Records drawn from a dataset
◆ ◆ ◆ ◆ ◆

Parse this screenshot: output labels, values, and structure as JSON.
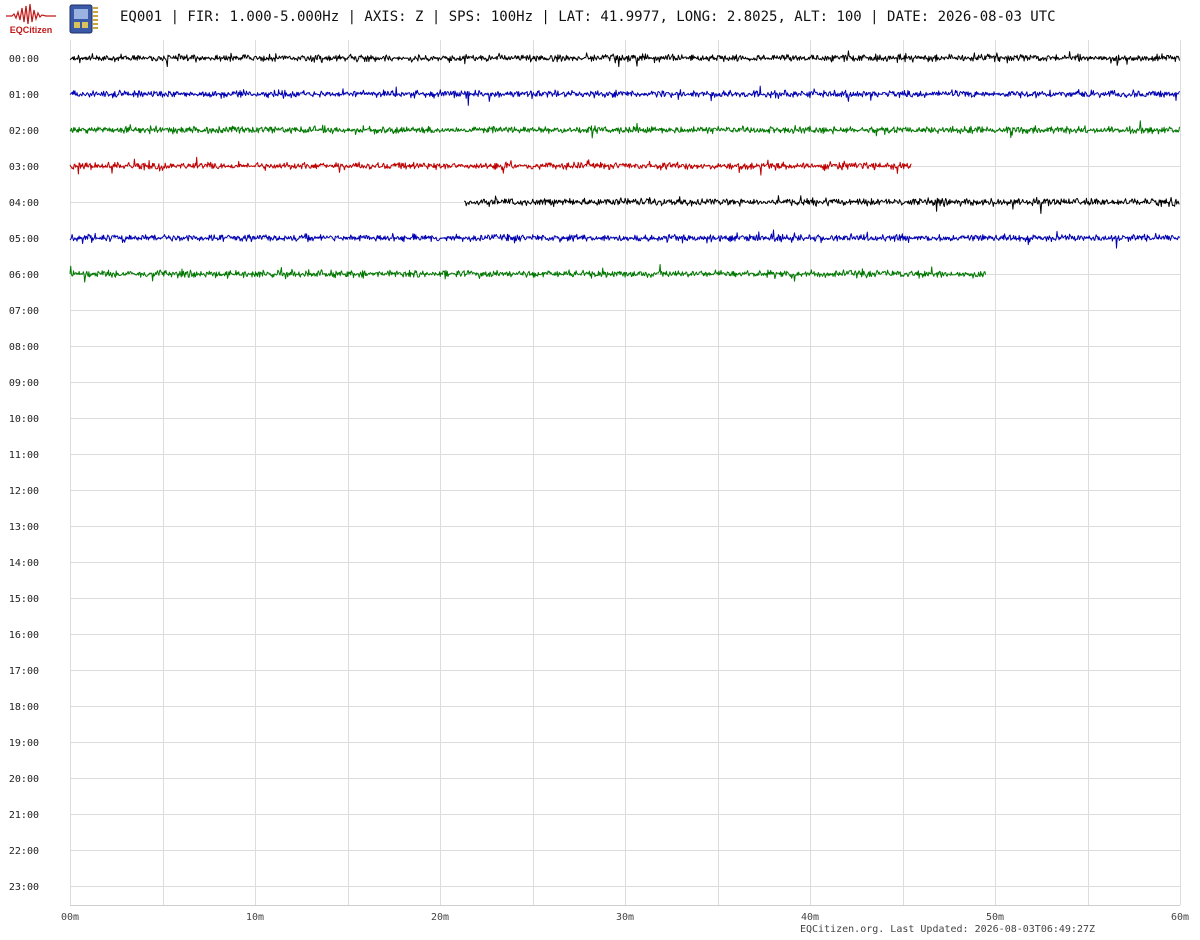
{
  "header": {
    "logo_text": "EQCitizen",
    "logo_icon": "seismogram-logo-icon",
    "device_icon": "sensor-board-icon",
    "title": "EQ001 | FIR: 1.000-5.000Hz | AXIS: Z | SPS: 100Hz | LAT: 41.9977, LONG: 2.8025, ALT: 100 | DATE: 2026-08-03 UTC"
  },
  "footer": {
    "text": "EQCitizen.org. Last Updated: 2026-08-03T06:49:27Z"
  },
  "chart_data": {
    "type": "line",
    "title": "",
    "xlabel": "",
    "ylabel": "",
    "x_ticks": [
      "00m",
      "10m",
      "20m",
      "30m",
      "40m",
      "50m",
      "60m"
    ],
    "xlim": [
      0,
      60
    ],
    "grid": true,
    "row_labels": [
      "00:00",
      "01:00",
      "02:00",
      "03:00",
      "04:00",
      "05:00",
      "06:00",
      "07:00",
      "08:00",
      "09:00",
      "10:00",
      "11:00",
      "12:00",
      "13:00",
      "14:00",
      "15:00",
      "16:00",
      "17:00",
      "18:00",
      "19:00",
      "20:00",
      "21:00",
      "22:00",
      "23:00"
    ],
    "colors": [
      "#000000",
      "#0000b4",
      "#007800",
      "#c00000"
    ],
    "series": [
      {
        "row": "00:00",
        "start_min": 0,
        "end_min": 60,
        "color": "#000000"
      },
      {
        "row": "01:00",
        "start_min": 0,
        "end_min": 60,
        "color": "#0000b4"
      },
      {
        "row": "02:00",
        "start_min": 0,
        "end_min": 60,
        "color": "#007800"
      },
      {
        "row": "03:00",
        "start_min": 0,
        "end_min": 45.5,
        "color": "#c00000"
      },
      {
        "row": "04:00",
        "start_min": 21.3,
        "end_min": 60,
        "color": "#000000"
      },
      {
        "row": "05:00",
        "start_min": 0,
        "end_min": 60,
        "color": "#0000b4"
      },
      {
        "row": "06:00",
        "start_min": 0,
        "end_min": 49.5,
        "color": "#007800"
      }
    ]
  }
}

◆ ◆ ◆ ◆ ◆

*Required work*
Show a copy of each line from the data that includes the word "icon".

*Task answer*
    "logo_icon": "seismogram-logo-icon",
    "device_icon": "sensor-board-icon",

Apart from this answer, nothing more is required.